## Study material
────

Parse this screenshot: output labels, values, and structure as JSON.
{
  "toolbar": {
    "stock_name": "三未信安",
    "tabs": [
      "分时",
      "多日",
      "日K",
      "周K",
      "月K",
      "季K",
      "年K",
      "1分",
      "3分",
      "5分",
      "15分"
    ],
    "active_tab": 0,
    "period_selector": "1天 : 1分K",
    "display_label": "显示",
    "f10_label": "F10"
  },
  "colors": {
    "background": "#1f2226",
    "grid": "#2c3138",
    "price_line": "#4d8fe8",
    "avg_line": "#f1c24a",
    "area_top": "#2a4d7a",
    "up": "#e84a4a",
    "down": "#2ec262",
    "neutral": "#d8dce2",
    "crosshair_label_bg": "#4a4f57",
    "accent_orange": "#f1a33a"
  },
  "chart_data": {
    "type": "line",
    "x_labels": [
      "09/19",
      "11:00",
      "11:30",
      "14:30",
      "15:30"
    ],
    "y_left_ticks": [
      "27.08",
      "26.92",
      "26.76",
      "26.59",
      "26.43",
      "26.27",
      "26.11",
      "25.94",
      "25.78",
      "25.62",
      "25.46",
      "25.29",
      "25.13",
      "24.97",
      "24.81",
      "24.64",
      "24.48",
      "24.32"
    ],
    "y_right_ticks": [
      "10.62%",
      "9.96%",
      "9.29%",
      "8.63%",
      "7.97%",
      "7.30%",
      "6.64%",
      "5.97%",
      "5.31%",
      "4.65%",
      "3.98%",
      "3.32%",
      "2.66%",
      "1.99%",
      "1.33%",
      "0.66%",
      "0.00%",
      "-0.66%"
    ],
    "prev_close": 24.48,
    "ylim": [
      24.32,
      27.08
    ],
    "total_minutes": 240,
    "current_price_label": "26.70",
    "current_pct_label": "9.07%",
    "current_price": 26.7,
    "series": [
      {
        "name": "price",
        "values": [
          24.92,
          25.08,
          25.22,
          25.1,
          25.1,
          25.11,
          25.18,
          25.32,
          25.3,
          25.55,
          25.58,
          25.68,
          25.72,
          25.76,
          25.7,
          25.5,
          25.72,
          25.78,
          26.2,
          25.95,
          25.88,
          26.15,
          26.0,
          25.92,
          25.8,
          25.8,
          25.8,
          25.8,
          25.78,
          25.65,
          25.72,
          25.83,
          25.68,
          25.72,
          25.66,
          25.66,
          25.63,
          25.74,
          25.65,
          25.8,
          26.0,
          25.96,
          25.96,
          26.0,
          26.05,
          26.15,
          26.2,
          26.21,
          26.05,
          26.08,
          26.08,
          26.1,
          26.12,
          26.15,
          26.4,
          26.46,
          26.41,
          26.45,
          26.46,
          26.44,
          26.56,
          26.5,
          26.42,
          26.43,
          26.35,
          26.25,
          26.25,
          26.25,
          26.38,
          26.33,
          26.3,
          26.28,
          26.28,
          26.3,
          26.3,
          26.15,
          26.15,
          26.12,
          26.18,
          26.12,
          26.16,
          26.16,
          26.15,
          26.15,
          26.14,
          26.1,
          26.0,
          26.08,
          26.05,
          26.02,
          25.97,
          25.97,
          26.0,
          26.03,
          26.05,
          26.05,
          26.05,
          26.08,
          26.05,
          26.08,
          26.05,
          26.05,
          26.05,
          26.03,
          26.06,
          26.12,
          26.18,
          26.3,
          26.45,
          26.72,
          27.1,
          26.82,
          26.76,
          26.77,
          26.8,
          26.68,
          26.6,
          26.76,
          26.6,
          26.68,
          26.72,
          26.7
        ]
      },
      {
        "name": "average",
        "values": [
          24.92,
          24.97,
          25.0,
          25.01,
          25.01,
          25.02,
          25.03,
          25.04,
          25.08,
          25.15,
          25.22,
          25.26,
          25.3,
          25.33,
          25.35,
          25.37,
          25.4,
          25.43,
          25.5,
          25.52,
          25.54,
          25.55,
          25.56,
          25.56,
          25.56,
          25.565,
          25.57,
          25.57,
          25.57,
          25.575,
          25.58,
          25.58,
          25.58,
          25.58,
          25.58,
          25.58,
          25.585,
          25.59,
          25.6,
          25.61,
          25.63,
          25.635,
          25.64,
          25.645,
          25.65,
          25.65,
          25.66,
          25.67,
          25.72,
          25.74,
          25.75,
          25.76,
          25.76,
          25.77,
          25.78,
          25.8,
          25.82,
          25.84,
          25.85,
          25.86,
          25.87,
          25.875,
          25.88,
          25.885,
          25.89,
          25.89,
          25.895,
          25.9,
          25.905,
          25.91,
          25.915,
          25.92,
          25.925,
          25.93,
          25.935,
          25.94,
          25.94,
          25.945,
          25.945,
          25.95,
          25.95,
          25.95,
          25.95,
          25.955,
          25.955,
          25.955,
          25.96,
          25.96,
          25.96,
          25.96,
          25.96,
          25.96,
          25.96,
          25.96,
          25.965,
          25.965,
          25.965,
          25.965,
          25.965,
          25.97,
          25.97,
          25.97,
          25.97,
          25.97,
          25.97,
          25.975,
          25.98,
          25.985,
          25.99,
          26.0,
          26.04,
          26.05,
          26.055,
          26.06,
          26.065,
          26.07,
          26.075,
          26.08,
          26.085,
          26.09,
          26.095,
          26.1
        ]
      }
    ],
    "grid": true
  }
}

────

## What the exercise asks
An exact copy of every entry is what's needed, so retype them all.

## Task answer
Parse this screenshot: output labels, values, and structure as JSON.
{
  "toolbar": {
    "stock_name": "三未信安",
    "tabs": [
      "分时",
      "多日",
      "日K",
      "周K",
      "月K",
      "季K",
      "年K",
      "1分",
      "3分",
      "5分",
      "15分"
    ],
    "active_tab": 0,
    "period_selector": "1天 : 1分K",
    "display_label": "显示",
    "f10_label": "F10"
  },
  "colors": {
    "background": "#1f2226",
    "grid": "#2c3138",
    "price_line": "#4d8fe8",
    "avg_line": "#f1c24a",
    "area_top": "#2a4d7a",
    "up": "#e84a4a",
    "down": "#2ec262",
    "neutral": "#d8dce2",
    "crosshair_label_bg": "#4a4f57",
    "accent_orange": "#f1a33a"
  },
  "chart_data": {
    "type": "line",
    "x_labels": [
      "09/19",
      "11:00",
      "11:30",
      "14:30",
      "15:30"
    ],
    "y_left_ticks": [
      "27.08",
      "26.92",
      "26.76",
      "26.59",
      "26.43",
      "26.27",
      "26.11",
      "25.94",
      "25.78",
      "25.62",
      "25.46",
      "25.29",
      "25.13",
      "24.97",
      "24.81",
      "24.64",
      "24.48",
      "24.32"
    ],
    "y_right_ticks": [
      "10.62%",
      "9.96%",
      "9.29%",
      "8.63%",
      "7.97%",
      "7.30%",
      "6.64%",
      "5.97%",
      "5.31%",
      "4.65%",
      "3.98%",
      "3.32%",
      "2.66%",
      "1.99%",
      "1.33%",
      "0.66%",
      "0.00%",
      "-0.66%"
    ],
    "prev_close": 24.48,
    "ylim": [
      24.32,
      27.08
    ],
    "total_minutes": 240,
    "current_price_label": "26.70",
    "current_pct_label": "9.07%",
    "current_price": 26.7,
    "series": [
      {
        "name": "price",
        "values": [
          24.92,
          25.08,
          25.22,
          25.1,
          25.1,
          25.11,
          25.18,
          25.32,
          25.3,
          25.55,
          25.58,
          25.68,
          25.72,
          25.76,
          25.7,
          25.5,
          25.72,
          25.78,
          26.2,
          25.95,
          25.88,
          26.15,
          26.0,
          25.92,
          25.8,
          25.8,
          25.8,
          25.8,
          25.78,
          25.65,
          25.72,
          25.83,
          25.68,
          25.72,
          25.66,
          25.66,
          25.63,
          25.74,
          25.65,
          25.8,
          26.0,
          25.96,
          25.96,
          26.0,
          26.05,
          26.15,
          26.2,
          26.21,
          26.05,
          26.08,
          26.08,
          26.1,
          26.12,
          26.15,
          26.4,
          26.46,
          26.41,
          26.45,
          26.46,
          26.44,
          26.56,
          26.5,
          26.42,
          26.43,
          26.35,
          26.25,
          26.25,
          26.25,
          26.38,
          26.33,
          26.3,
          26.28,
          26.28,
          26.3,
          26.3,
          26.15,
          26.15,
          26.12,
          26.18,
          26.12,
          26.16,
          26.16,
          26.15,
          26.15,
          26.14,
          26.1,
          26.0,
          26.08,
          26.05,
          26.02,
          25.97,
          25.97,
          26.0,
          26.03,
          26.05,
          26.05,
          26.05,
          26.08,
          26.05,
          26.08,
          26.05,
          26.05,
          26.05,
          26.03,
          26.06,
          26.12,
          26.18,
          26.3,
          26.45,
          26.72,
          27.1,
          26.82,
          26.76,
          26.77,
          26.8,
          26.68,
          26.6,
          26.76,
          26.6,
          26.68,
          26.72,
          26.7
        ]
      },
      {
        "name": "average",
        "values": [
          24.92,
          24.97,
          25.0,
          25.01,
          25.01,
          25.02,
          25.03,
          25.04,
          25.08,
          25.15,
          25.22,
          25.26,
          25.3,
          25.33,
          25.35,
          25.37,
          25.4,
          25.43,
          25.5,
          25.52,
          25.54,
          25.55,
          25.56,
          25.56,
          25.56,
          25.565,
          25.57,
          25.57,
          25.57,
          25.575,
          25.58,
          25.58,
          25.58,
          25.58,
          25.58,
          25.58,
          25.585,
          25.59,
          25.6,
          25.61,
          25.63,
          25.635,
          25.64,
          25.645,
          25.65,
          25.65,
          25.66,
          25.67,
          25.72,
          25.74,
          25.75,
          25.76,
          25.76,
          25.77,
          25.78,
          25.8,
          25.82,
          25.84,
          25.85,
          25.86,
          25.87,
          25.875,
          25.88,
          25.885,
          25.89,
          25.89,
          25.895,
          25.9,
          25.905,
          25.91,
          25.915,
          25.92,
          25.925,
          25.93,
          25.935,
          25.94,
          25.94,
          25.945,
          25.945,
          25.95,
          25.95,
          25.95,
          25.95,
          25.955,
          25.955,
          25.955,
          25.96,
          25.96,
          25.96,
          25.96,
          25.96,
          25.96,
          25.96,
          25.96,
          25.965,
          25.965,
          25.965,
          25.965,
          25.965,
          25.97,
          25.97,
          25.97,
          25.97,
          25.97,
          25.97,
          25.975,
          25.98,
          25.985,
          25.99,
          26.0,
          26.04,
          26.05,
          26.055,
          26.06,
          26.065,
          26.07,
          26.075,
          26.08,
          26.085,
          26.09,
          26.095,
          26.1
        ]
      }
    ],
    "grid": true
  }
}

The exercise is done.